Alan Wake Remastered (8.5)
For nearly a decade Alan Wake stood as one of the most acclaimed and beloved games that… not a lot of people actually played. Xbox exclusivity limited the original game’s reach, but Remedy finally brought their Stephen-King-inspired adventure to a wider audience this year with Alan Wake Remastered. Thankfully, the game’s well-wrought characters, creepy atmosphere, and gripping story all hold up. And hey, you’re going to want to make sure you’re primed before the even-more-horrific Alan Wake 2 arrives. Technovanguard’s Ule Lopez certainly enjoyed his time with the PS5 version of the game, even if the remastering was somewhat on the modest side…
Alan Wake Remastered is the perfect way for PlayStation 5 users to experience the story of Alan Wake. However, players looking for a refreshing experience might find themselves with a bit too much of the same thing that’s been seen in previous versions of the game. At the end of the day, I am recommending this game for what it is over what the remaster offers.
The Dark Pictures Anthology: House of Ashes (9)
Supermassive Games’ Dark Pictures Anthology have been getting better and better with each new entry, and they may have finally reached their true potential with this year’s House of Ashes. Featuring a more polished presentation, welcome new features like a free camera, and a gutsy story set during the Iraq War that actually takes its characters seriously, the game is more than just a throwaway horror quicky. Technovanguard’s Chris Wray certainly came away with chills…
The Dark Pictures Anthology: House of Ashes is easily the series’ best so far. There are clear improvements in gameplay, such as difficulty options and complete control over the camera. The writing also takes strides forward, with an excellent cast of characters, more realistic writing, and a satisfying narrative throughout. Add the already exceptional abilities of Supermassive Games at building atmosphere, and you have a recipe for a great game.

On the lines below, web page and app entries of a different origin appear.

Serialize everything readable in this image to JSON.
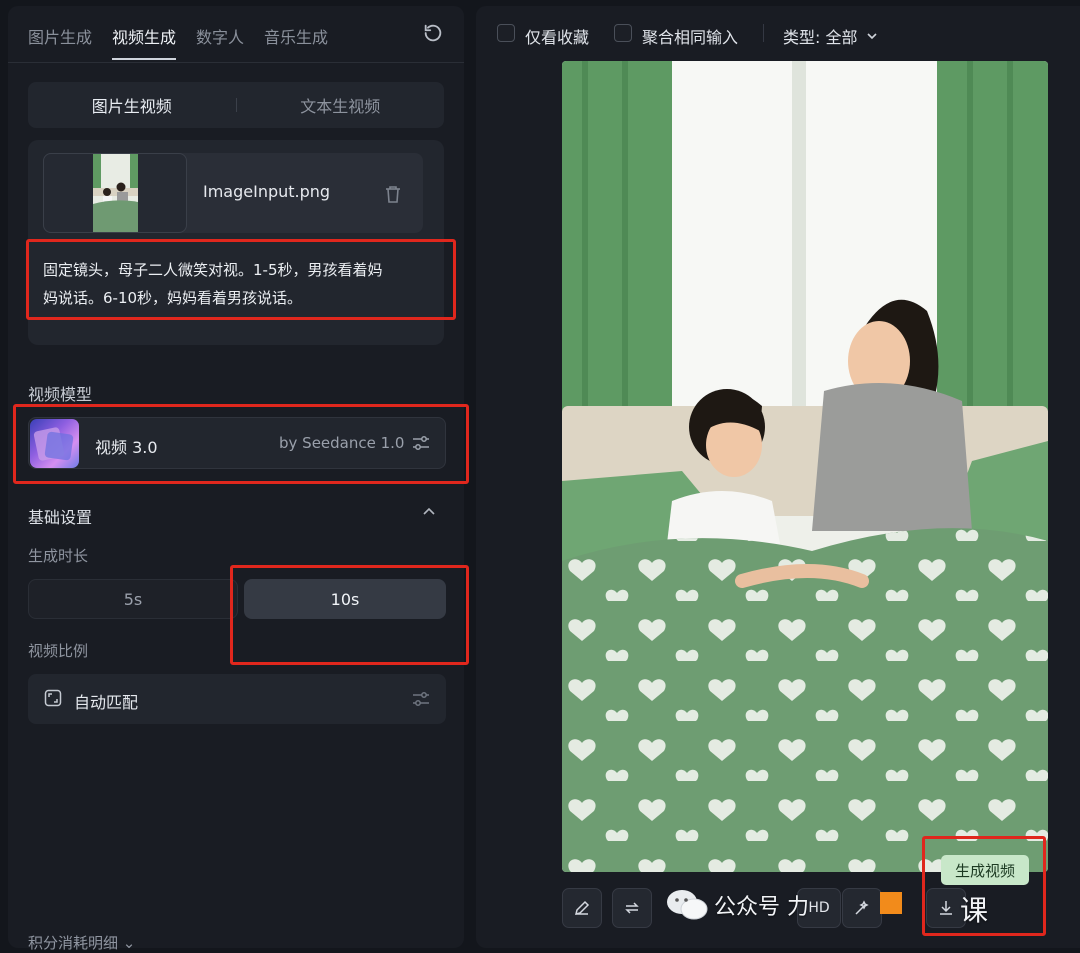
{
  "tabs": [
    "图片生成",
    "视频生成",
    "数字人",
    "音乐生成"
  ],
  "active_tab": "视频生成",
  "mode_switch": {
    "left": "图片生视频",
    "right": "文本生视频"
  },
  "upload": {
    "filename": "ImageInput.png"
  },
  "prompt": {
    "line1": "固定镜头，母子二人微笑对视。1-5秒，男孩看着妈",
    "line2": "妈说话。6-10秒，妈妈看着男孩说话。"
  },
  "model_section": {
    "title": "视频模型",
    "name": "视频 3.0",
    "by": "by Seedance 1.0"
  },
  "basic_settings": {
    "title": "基础设置",
    "duration_label": "生成时长",
    "durations": [
      "5s",
      "10s"
    ],
    "selected_duration": "10s",
    "ratio_label": "视频比例",
    "ratio_value": "自动匹配"
  },
  "credits_label": "积分消耗明细",
  "filters": {
    "favorites": "仅看收藏",
    "aggregate": "聚合相同输入",
    "type": "类型: 全部"
  },
  "result": {
    "tag": "生成视频",
    "hd_label": "HD"
  },
  "watermark": {
    "text": "公众号 力",
    "brand": "课"
  },
  "icons": [
    "refresh-icon",
    "trash-icon",
    "settings-sliders-icon",
    "chevron-up-icon",
    "chevron-down-icon",
    "ratio-icon",
    "pencil-icon",
    "repeat-icon",
    "wechat-icon"
  ],
  "colors": {
    "background": "#13161c",
    "panel": "#191c23",
    "highlight": "#e0271d",
    "tag": "#c8e7c9"
  }
}
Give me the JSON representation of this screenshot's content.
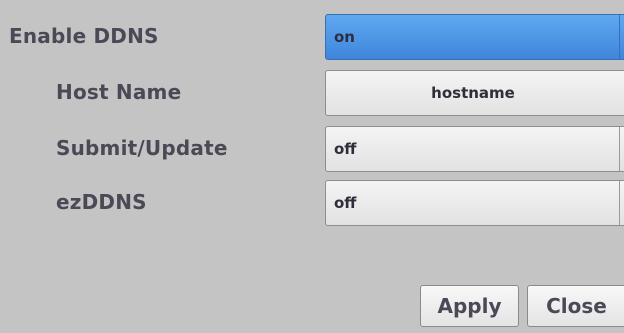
{
  "form": {
    "enable_ddns": {
      "label": "Enable DDNS",
      "value": "on"
    },
    "host_name": {
      "label": "Host Name",
      "value": "hostname"
    },
    "submit_update": {
      "label": "Submit/Update",
      "value": "off"
    },
    "ezddns": {
      "label": "ezDDNS",
      "value": "off"
    }
  },
  "buttons": {
    "apply": "Apply",
    "close": "Close"
  },
  "icons": {
    "dropdown": "chevron-down-icon"
  },
  "colors": {
    "background": "#c4c4c4",
    "active_field": "#4f97e8",
    "label_text": "#4a4a57"
  }
}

Resident Evil Village (9)
Resident Evil Village is also one of Technovanguard’s top action games of the year, but make no mistake, Capcom hasn’t forgotten the game’s horror roots. From the blood-soaked Hammer-horror-inspired halls of Lady Dimitrescu’s castle, to the shadowy haunted interior of House Beneviento, RE Village is packed with references to classic horror movies and stories. It also packs some of the best scares in the entire history of Resident Evil. As I’ve said, I’ve played almost every Resident Evil game and found Village to be one of the series’ best…
Resident Evil Village is a wild, thrilling ride across seemingly every horror genre and idea that happened to pass through the mad minds at Capcom. Not every aspect of the game is perfect, but its highs are very high and solid core mechanics and excellent presentation hold the grisly patchwork together. You may survive Resident Evil Village, but your thoughts will linger there long after you’ve escaped.
Still looking for some more scares? There were a number of other solid, if somewhat flawed, horror games released this year, including The Medium, Little Nightmares II, and Tormented Souls. There are also some games, like the PS5-exclusive Returnal, which boast some pretty strong creepy vibes, even if they maybe don’t qualify as full-on horror games.
So yeah, a bit of a slow year for horror, but with games like Dying Light 2, Ghostwire: Tokyo, The Callisto Protocol, and Scorn on the way in 2022, expect as many scares as you can handle in the near future. Any good horror games I missed? Don’t agree with the top five? Hit the comments and hash out your own horror favs and make sure to cast your ballot below.
Vote for your favorite Horror game of 2021!
Best Horror Game of 2021
- In Sound Mind
- Alan Wake Remastered
- The Dark Pictures Anthology: House of Ashes
- Resident Evil Village
The post Technovanguard’s Best Horror Games of 2021 – Calm Before the Horror Storm by Nathan Birch appeared first on Technovanguard.